          Will it help your despair if you consider AmE a different dialect? Because that’s what it is.

          As an amusing aside I’ve had enough exposure to UK English that in writing I add “u” and use “s” instead of the standard “z”. Lost a point in a Spanish course because I spelled colores as coloures. Plus supposedly the “u” is due too the French influence of the Normans and I’m of Cajun and Colonial Louisiana French heritage so it could be joke-argued my spelling is not being subjugated by the King’s English but it is being re-subjugated my secret Frenchieness.

          • Well that’s ironic as in Scotland they’ve introduced time restrictions to try and combat alcoholism. Clearly not recognising that a true alcoholic would stock up beforehand..

            By ‘dry region’ do you mean an area that doesn’t sell at all?! Cause that blows my mind.

            Yeah, I’m gonna have to use that as a way to accept it. Other than when writing, I have to admit that I don’t use Queen’s English. My local dialect is called Doric, which is a mixture of Scots, Gaelic and Viking.

            Secret Frenchiness. Love it

            (I feel I should add a disclaimer that not all Scottish are actual alcoholics. As a country we just have a drinking culture which can give this impression)

      • This caused a fuss in the NY Times once. Their style guide said to stick to the American spelling even when talking about Scotch, which angered many Scottish people and whisk(e)y snobs alike. Not sure if they ended up changing it.

        If a Scottish publication was writing about American or Irish whiskey, would they typically add the e?

        • Goodness did it really?! I have to stress, I’m not angry about the spelling in anyway, it’s just a pet peeve of mine that I noticed because the spelling changed so many times in the article

          Well, I’d like to think they’d use the official spelling of the brand. But probably not!

          Wait, AMERICAN whisky?! What is this heathen concoction that you speak of?! 😉

  4. I’ve been to the Bushmills factory in Ireland(it was a stop on a tour of Giants Causeway), and made fan out of. I tried a shot of the 20 year, and it was very good(why I switched from Jameson). This was back in like 2012, so it’s great to know they had women in charge.

    Looks like there is more whiskey to add to the list!

  5. My brother recommended I would possibly like this web
    site. He used to be entirely right. This submit truly made my day.
    You cann’t believe just how a lot time I had spent for this
    info! Thank you!
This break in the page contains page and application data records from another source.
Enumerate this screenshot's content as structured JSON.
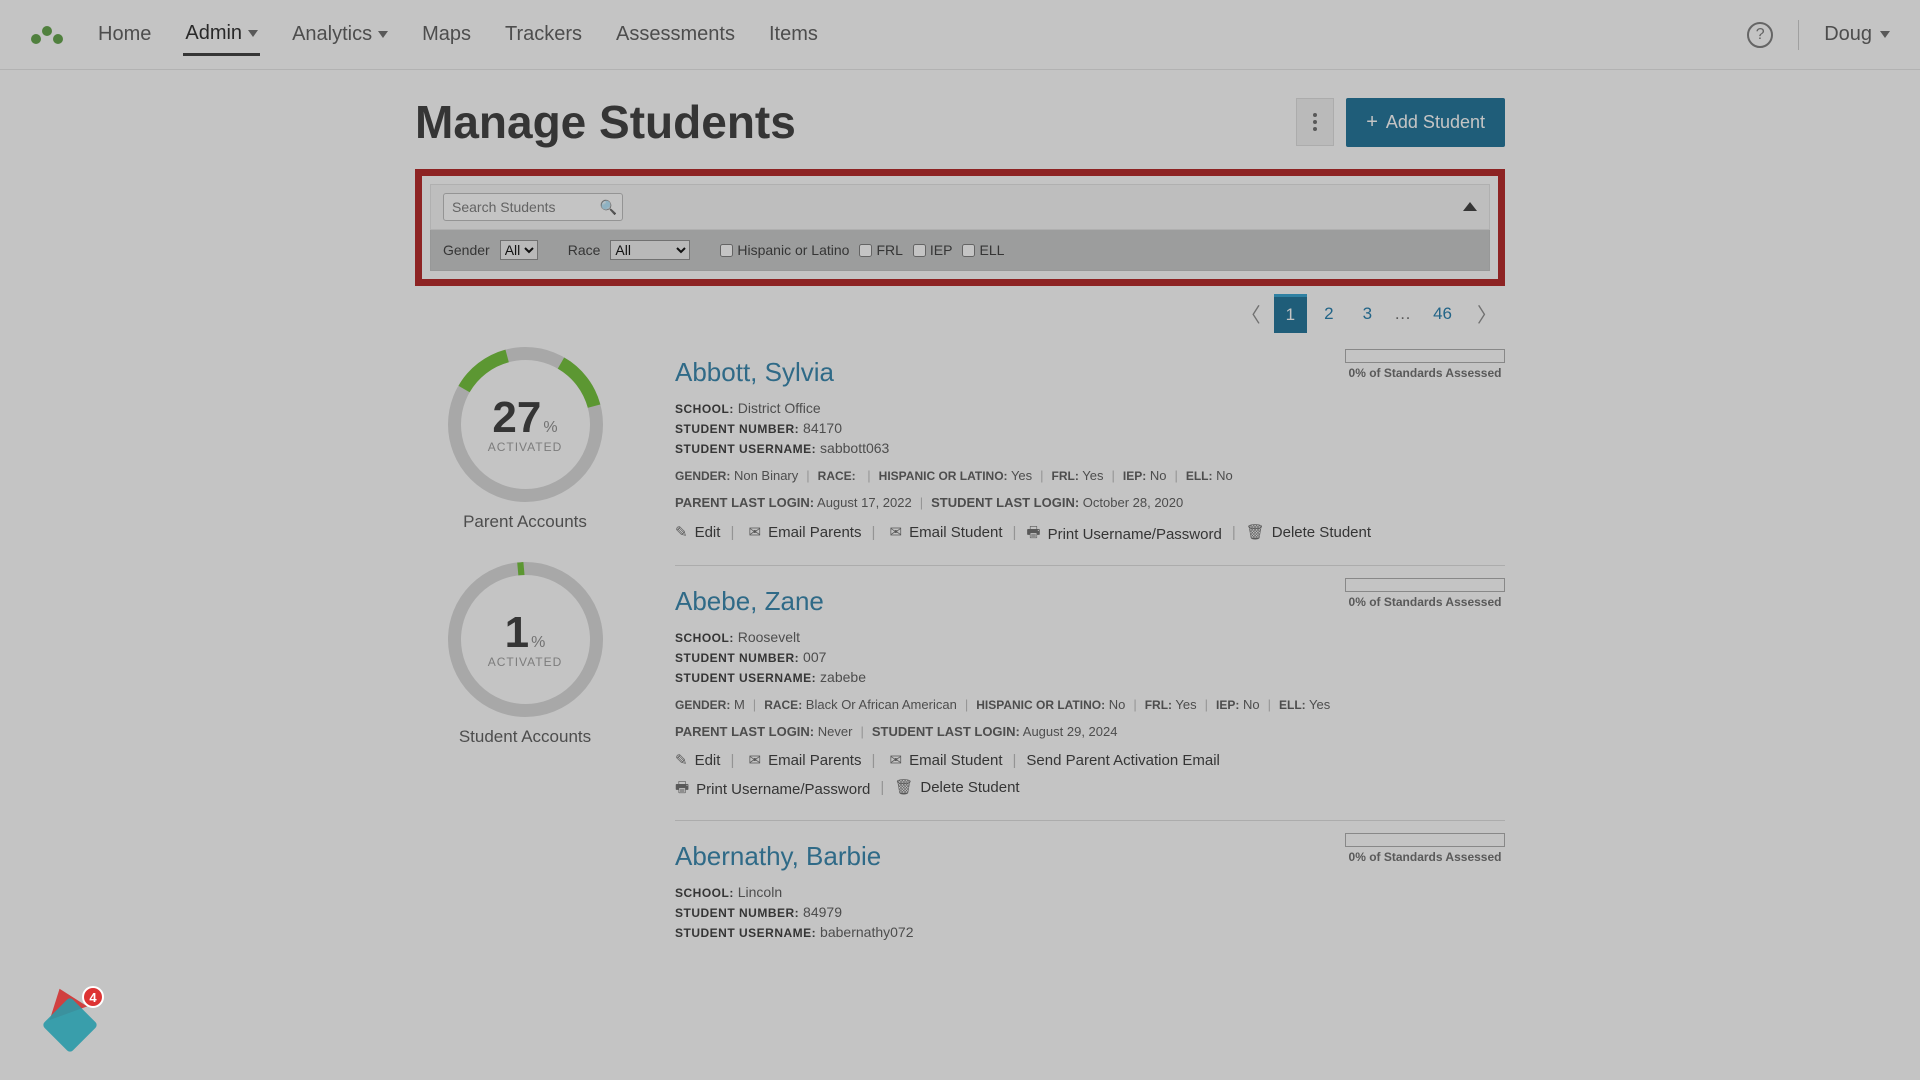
{
  "nav": {
    "items": [
      "Home",
      "Admin",
      "Analytics",
      "Maps",
      "Trackers",
      "Assessments",
      "Items"
    ],
    "active": "Admin",
    "user": "Doug"
  },
  "page": {
    "title": "Manage Students",
    "add_button": "Add Student"
  },
  "filters": {
    "search_placeholder": "Search Students",
    "gender_label": "Gender",
    "gender_value": "All",
    "race_label": "Race",
    "race_value": "All",
    "hispanic_label": "Hispanic or Latino",
    "frl_label": "FRL",
    "iep_label": "IEP",
    "ell_label": "ELL"
  },
  "pagination": {
    "pages": [
      "1",
      "2",
      "3"
    ],
    "ellipsis": "…",
    "last": "46",
    "current": "1"
  },
  "donuts": {
    "parent": {
      "value": "27",
      "pct": "%",
      "sub": "ACTIVATED",
      "label": "Parent Accounts"
    },
    "student": {
      "value": "1",
      "pct": "%",
      "sub": "ACTIVATED",
      "label": "Student Accounts"
    }
  },
  "labels": {
    "school": "SCHOOL:",
    "student_number": "STUDENT NUMBER:",
    "student_username": "STUDENT USERNAME:",
    "gender": "GENDER:",
    "race": "RACE:",
    "hisp": "HISPANIC OR LATINO:",
    "frl": "FRL:",
    "iep": "IEP:",
    "ell": "ELL:",
    "parent_login": "PARENT LAST LOGIN:",
    "student_login": "STUDENT LAST LOGIN:",
    "progress": "0% of Standards Assessed",
    "edit": "Edit",
    "email_parents": "Email Parents",
    "email_student": "Email Student",
    "print": "Print Username/Password",
    "delete": "Delete Student",
    "send_activation": "Send Parent Activation Email"
  },
  "students": [
    {
      "name": "Abbott, Sylvia",
      "school": "District Office",
      "number": "84170",
      "username": "sabbott063",
      "gender": "Non Binary",
      "race": "",
      "hisp": "Yes",
      "frl": "Yes",
      "iep": "No",
      "ell": "No",
      "parent_login": "August 17, 2022",
      "student_login": "October 28, 2020",
      "has_activation": false
    },
    {
      "name": "Abebe, Zane",
      "school": "Roosevelt",
      "number": "007",
      "username": "zabebe",
      "gender": "M",
      "race": "Black Or African American",
      "hisp": "No",
      "frl": "Yes",
      "iep": "No",
      "ell": "Yes",
      "parent_login": "Never",
      "student_login": "August 29, 2024",
      "has_activation": true
    },
    {
      "name": "Abernathy, Barbie",
      "school": "Lincoln",
      "number": "84979",
      "username": "babernathy072",
      "gender": "",
      "race": "",
      "hisp": "",
      "frl": "",
      "iep": "",
      "ell": "",
      "parent_login": "",
      "student_login": "",
      "has_activation": false,
      "truncated": true
    }
  ],
  "notif_count": "4"
}
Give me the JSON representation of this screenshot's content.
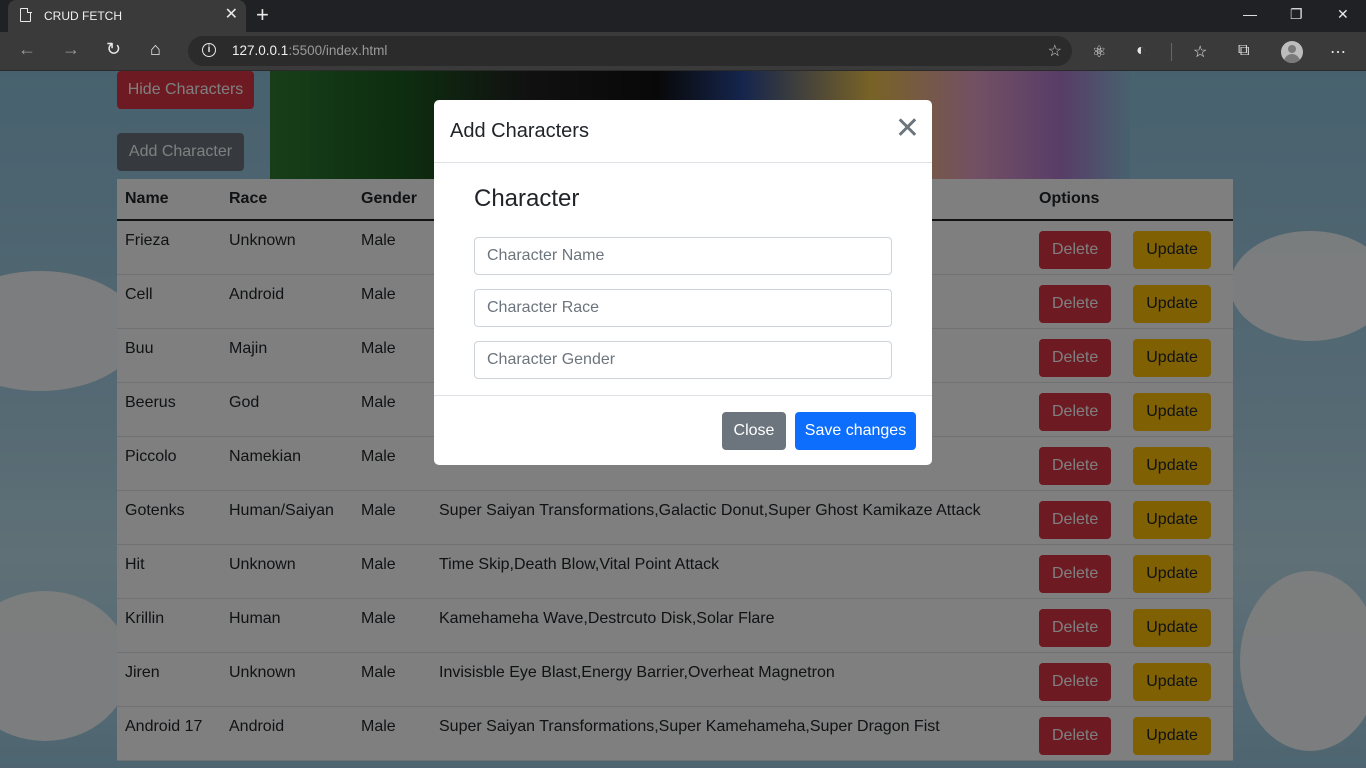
{
  "browser": {
    "tab_title": "CRUD FETCH",
    "url_host": "127.0.0.1",
    "url_rest": ":5500/index.html"
  },
  "page": {
    "hide_label": "Hide Characters",
    "add_label": "Add Character",
    "columns": [
      "Name",
      "Race",
      "Gender",
      "",
      "Options"
    ],
    "delete_label": "Delete",
    "update_label": "Update",
    "rows": [
      {
        "name": "Frieza",
        "race": "Unknown",
        "gender": "Male",
        "abilities": ""
      },
      {
        "name": "Cell",
        "race": "Android",
        "gender": "Male",
        "abilities": ""
      },
      {
        "name": "Buu",
        "race": "Majin",
        "gender": "Male",
        "abilities": ""
      },
      {
        "name": "Beerus",
        "race": "God",
        "gender": "Male",
        "abilities": ""
      },
      {
        "name": "Piccolo",
        "race": "Namekian",
        "gender": "Male",
        "abilities": ""
      },
      {
        "name": "Gotenks",
        "race": "Human/Saiyan",
        "gender": "Male",
        "abilities": "Super Saiyan Transformations,Galactic Donut,Super Ghost Kamikaze Attack"
      },
      {
        "name": "Hit",
        "race": "Unknown",
        "gender": "Male",
        "abilities": "Time Skip,Death Blow,Vital Point Attack"
      },
      {
        "name": "Krillin",
        "race": "Human",
        "gender": "Male",
        "abilities": "Kamehameha Wave,Destrcuto Disk,Solar Flare"
      },
      {
        "name": "Jiren",
        "race": "Unknown",
        "gender": "Male",
        "abilities": "Invisisble Eye Blast,Energy Barrier,Overheat Magnetron"
      },
      {
        "name": "Android 17",
        "race": "Android",
        "gender": "Male",
        "abilities": "Super Saiyan Transformations,Super Kamehameha,Super Dragon Fist"
      }
    ]
  },
  "modal": {
    "title": "Add Characters",
    "subtitle": "Character",
    "name_placeholder": "Character Name",
    "race_placeholder": "Character Race",
    "gender_placeholder": "Character Gender",
    "close_label": "Close",
    "save_label": "Save changes"
  }
}
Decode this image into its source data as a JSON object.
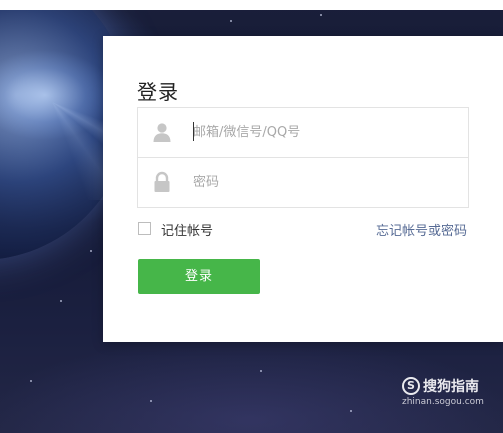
{
  "login": {
    "title": "登录",
    "account_placeholder": "邮箱/微信号/QQ号",
    "password_placeholder": "密码",
    "remember_label": "记住帐号",
    "forgot_link": "忘记帐号或密码",
    "submit_label": "登录"
  },
  "icons": {
    "account": "user-icon",
    "password": "lock-icon",
    "watermark": "sogou-logo-icon"
  },
  "colors": {
    "button": "#46b649",
    "link": "#576b95"
  },
  "watermark": {
    "name": "搜狗指南",
    "url": "zhinan.sogou.com",
    "logo_letter": "S"
  }
}
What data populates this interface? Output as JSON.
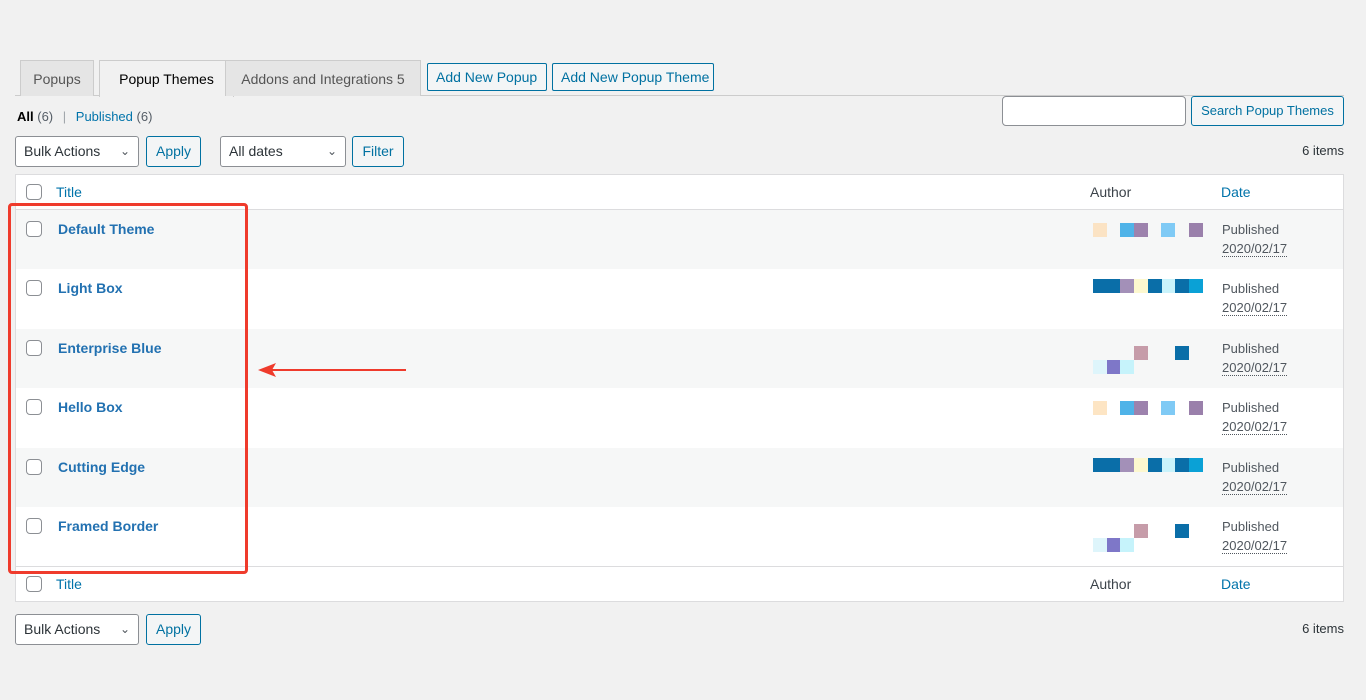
{
  "tabs": [
    {
      "label": "Popups",
      "active": false
    },
    {
      "label": "Popup Themes",
      "active": true
    },
    {
      "label": "Addons and Integrations 5",
      "active": false
    }
  ],
  "actions": {
    "add_new_popup": "Add New Popup",
    "add_new_popup_theme": "Add New Popup Theme"
  },
  "views": {
    "all_label": "All",
    "all_count": "(6)",
    "separator": "|",
    "published_label": "Published",
    "published_count": "(6)"
  },
  "search": {
    "value": "",
    "placeholder": "",
    "button_label": "Search Popup Themes"
  },
  "tablenav_top": {
    "bulk_actions": "Bulk Actions",
    "apply": "Apply",
    "dates": "All dates",
    "filter": "Filter",
    "items_count": "6 items"
  },
  "tablenav_bottom": {
    "bulk_actions": "Bulk Actions",
    "apply": "Apply",
    "items_count": "6 items"
  },
  "table": {
    "columns": {
      "title": "Title",
      "author": "Author",
      "date": "Date"
    },
    "rows": [
      {
        "title": "Default Theme",
        "author": "[redacted]",
        "status": "Published",
        "date": "2020/02/17"
      },
      {
        "title": "Light Box",
        "author": "[redacted]",
        "status": "Published",
        "date": "2020/02/17"
      },
      {
        "title": "Enterprise Blue",
        "author": "[redacted]",
        "status": "Published",
        "date": "2020/02/17"
      },
      {
        "title": "Hello Box",
        "author": "[redacted]",
        "status": "Published",
        "date": "2020/02/17"
      },
      {
        "title": "Cutting Edge",
        "author": "[redacted]",
        "status": "Published",
        "date": "2020/02/17"
      },
      {
        "title": "Framed Border",
        "author": "[redacted]",
        "status": "Published",
        "date": "2020/02/17"
      }
    ]
  },
  "colors": {
    "link": "#0073aa",
    "annotation": "#ef3b2c",
    "background": "#f1f1f1"
  },
  "icons": {
    "select_chevron": "chevron-down-icon",
    "annotation_arrow": "arrow-left-icon"
  }
}
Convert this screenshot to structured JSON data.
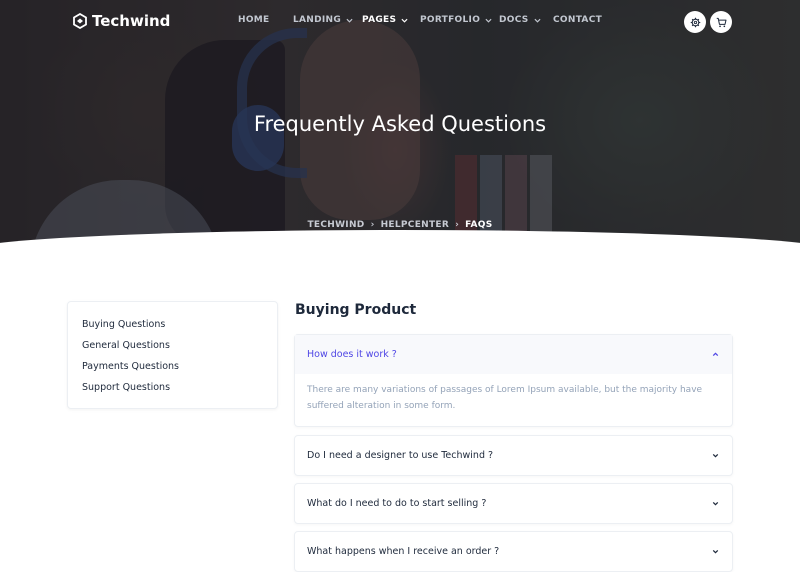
{
  "brand": {
    "name": "Techwind"
  },
  "nav": {
    "items": [
      {
        "label": "HOME",
        "dropdown": false,
        "active": false
      },
      {
        "label": "LANDING",
        "dropdown": true,
        "active": false
      },
      {
        "label": "PAGES",
        "dropdown": true,
        "active": true
      },
      {
        "label": "PORTFOLIO",
        "dropdown": true,
        "active": false
      },
      {
        "label": "DOCS",
        "dropdown": true,
        "active": false
      },
      {
        "label": "CONTACT",
        "dropdown": false,
        "active": false
      }
    ],
    "buttons": [
      "settings-icon",
      "cart-icon"
    ]
  },
  "hero": {
    "title": "Frequently Asked Questions",
    "breadcrumb": [
      "TECHWIND",
      "HELPCENTER",
      "FAQS"
    ]
  },
  "sidebar": {
    "links": [
      "Buying Questions",
      "General Questions",
      "Payments Questions",
      "Support Questions"
    ]
  },
  "main": {
    "section_title": "Buying Product",
    "faqs": [
      {
        "question": "How does it work ?",
        "open": true,
        "answer": "There are many variations of passages of Lorem Ipsum available, but the majority have suffered alteration in some form."
      },
      {
        "question": "Do I need a designer to use Techwind ?",
        "open": false
      },
      {
        "question": "What do I need to do to start selling ?",
        "open": false
      },
      {
        "question": "What happens when I receive an order ?",
        "open": false
      }
    ]
  },
  "colors": {
    "accent": "#4f46e5",
    "text": "#1e293b",
    "muted": "#94a3b8",
    "border": "#eceff3"
  }
}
  6. Cardhu is delicious and has a great story, but unfortunately is now one of the many Scottish distilleries bought up by the Diageo corporation (along with Bushmills). Same with Laphroaig and Maker’s, both now owned by Beam. I’d add most things from Auchentoshan to this list – super smooth scotch, and managed by a badass lady blender.

  7. Took a sample of Glenglassaugh Torfa, as I’d never had anything from the distillery and I’m a geek, like that. I was pleasantly surprised by it and so ordered a bottle of the Revival. Sadly, a sulphurous edge rendered it barely good enough to be added to tea and that’s been that for over a year.

    Took a sample of this, as I couldn’t resist the PX label (a wonderful thing, particularly with peated whiskies) but still wasn’t expecting a lot.

    However, it’s really good. Love the espresso & chilli-chocolate finish – reminds me of the Dalmore 12, possibly my favourite ‘budget’ single malt.
    ruou martell

Contribute to the conversation...

You must be logged in to post a comment.